Open Collective
Open Collective
Open Web Docs worklog, April 2021 edition
Published on May 10, 2021 by Florian Scholz

Welcome to the fourth edition of the OWD worklog! This series reports on our workstream activities.

Facebook joined Open Web Docs

Facebook joined Open Web Docs as a lead funder and we’re happy to welcome Joel Marcey, ecosystem lead on Facebook’s Open Source Developer Advocacy team, to our committees. As a leading user of, and contributor to, web-based technologies and browsers, Facebook understands how important quality documentation is to the education and productivity of developers.
Facebook’s sponsorship will contribute to the hiring of full-time Open Web Docs technical writing staff. 

Application opened for a Technical Writer / Advocate role

On April 20, we opened applications for our 3rd position in the team. We’re going to close this round of applications very soon. Please see our job posting and apply now. 

This month on MDN

Specification sections

In April we shipped a new Specification section renderer in Yari (the platform that powers MDN). Content authors can now have a front-matter like this: 
browser-compat: javascript.builtins.Array
Which can then be used by the Specification and Browser compatibility sections to load the content automatically: 
<h2 id="Specifications">Specifications</h2>
<h2 id="Browser_compatibility">Browser compatibility</h2>
This will display the usual compat table, and for the specifications, it will query the compat data spec_urls in addition to the w3c/browser-specs repository to display the relevant specifications. You might not notice a visual change right now as the rendering looks similar to how specification tables have been displayed before but this brings us a better authoring experience as it does not involve KumaScript macros or HTML tables anymore. Further, this will be an enormous help for our conversion to markdown (see more on that below).
Also, now that we have a component where we can control what to render throughout the entire site, we can improve the specification section and make it more rich by adding further useful information from the specifications. If you have suggestions, let us know in the issue.
This change has so far been rolled out to JavaScript docs. In May, we will add it to more documentation areas like HTML, CSS, APIs, and HTTP docs.

Beginner friendly syntax sections

As discussed in our February worklog post, we agreed on more beginner friendly syntax sections for reference documentation. In April, we rolled this out to all JavaScript pages on MDN. 
  • Optional parameters are now shown in their own lines and we avoid the rather cryptic BNF notation. See for example the Array slice docs.
  • Methods that use a callback now show their syntax with both arrow functions and callback functions. See the Array find docs.
  • Generally the syntax blocks have been made more consistent throughout the docs.
We will likely follow-up on syntax sections (like rewriting MDN API docs where necessary and investigating whether it makes sense to add types & return values). For now though, this is the first OWD project that we called done! \o/ A special shout out to the reviewers Hamish Willee and Mike Smith for this one! 

Markdown conversion
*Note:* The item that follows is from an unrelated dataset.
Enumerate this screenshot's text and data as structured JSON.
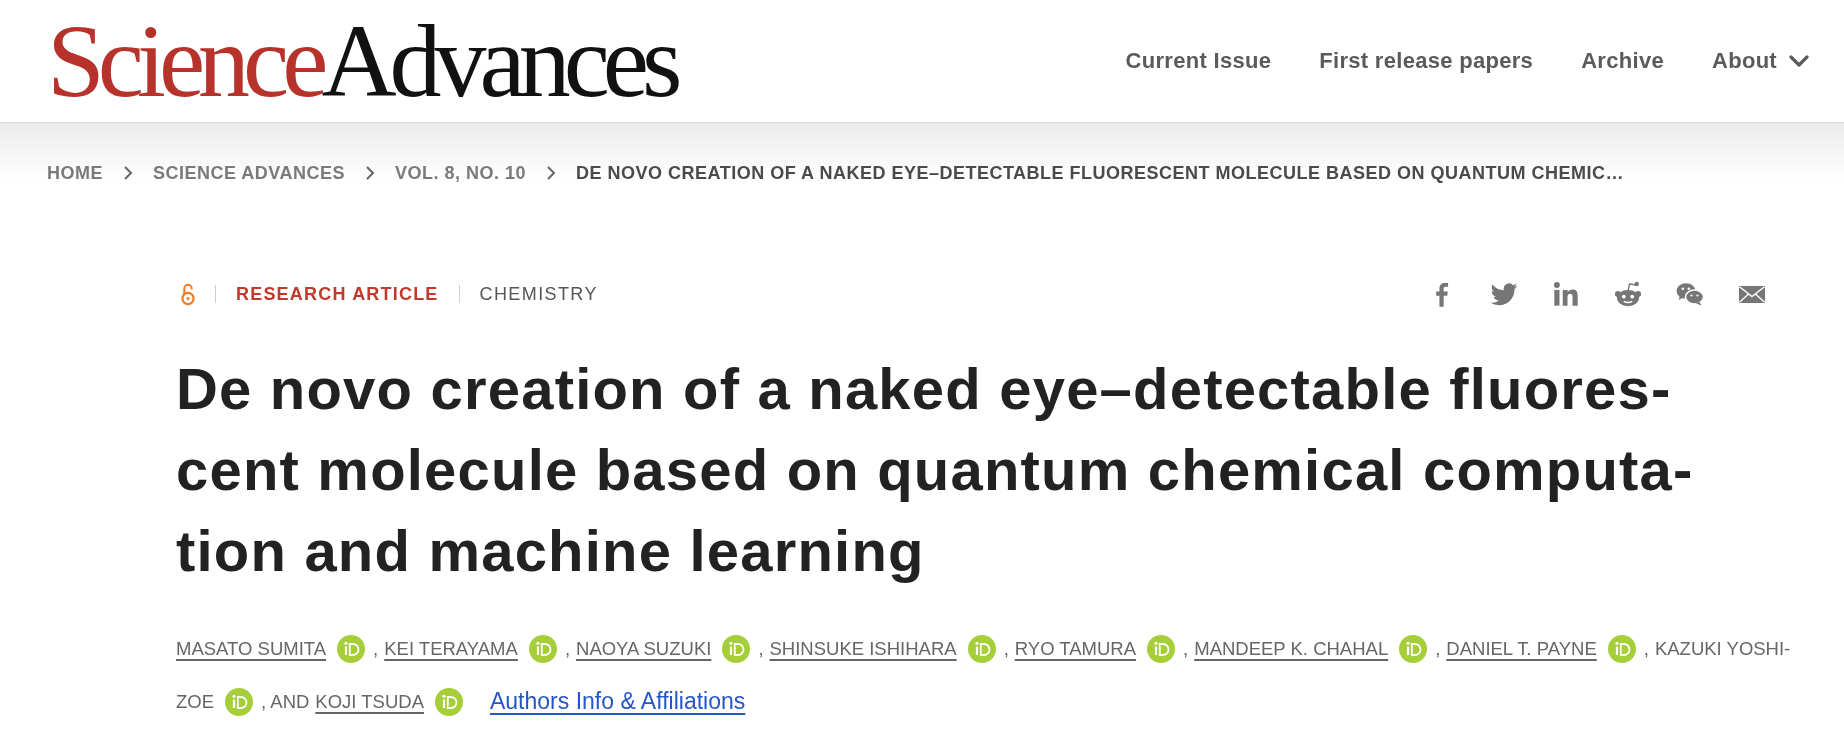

This month we’ve been preparing for migrating our JavaScript documentation to Markdown. In this phase there are really four parts to this work:
  • Figuring out exactly what the authoring format will be. We’ve settled on GitHub-Flavoured Markdown as a baseline, but this doesn’t directly support all the things we need to do on MDN. So we need to work out which extra things we will need and what they will look like. We’ve filed a series of issues to discuss each of these things, and are working through them, trying to ensure that all voices are represented. Once we have a consensus we can update the Markdown in MDN page, which will eventually fully describe how we will write content in a Markdown world.
  • Figuring out how we will convert our current content into this target format. For this we’d like to specify what our converter should do when it encounters any of the HTML constructs that we currently use. Sometimes it will convert them into our target format, sometimes it will discard them, and sometimes it will raise an error. In the last case we then have work to do to make the content compatible with our target format. We’re currently tracking this work in the main issue for this project.
  • Updating our content to make it compatible with the target format. In places where we know a converter can’t reliably convert our content into Markdown without breaking it, we have to update our content manually . For example, this month we:
  • Writing the converter. Based on this speccing work and supported by the content preparation, we’ve been implementing a tool to convert our content to the target format, emitting warnings and errors as needed. For this we're lucky to have Gregor Weber from the Mozilla MDN development team. Gregor’s also working on tooling to help us visualise the changes, to help double-check that our converted content still looks good.

PR reviews

This month we reviewed 254 pull requests in MDN repositories.

Next month on MDN

In May, we will interview candidates for our third position and will hopefully welcome a new team member very soon! 
We will also make more progress on our remaining Q2 projects:
And this concludes our April update! We will be back updating you about our May activities. Please follow the @OpenWebDocs Twitter channel for updates in the meantime.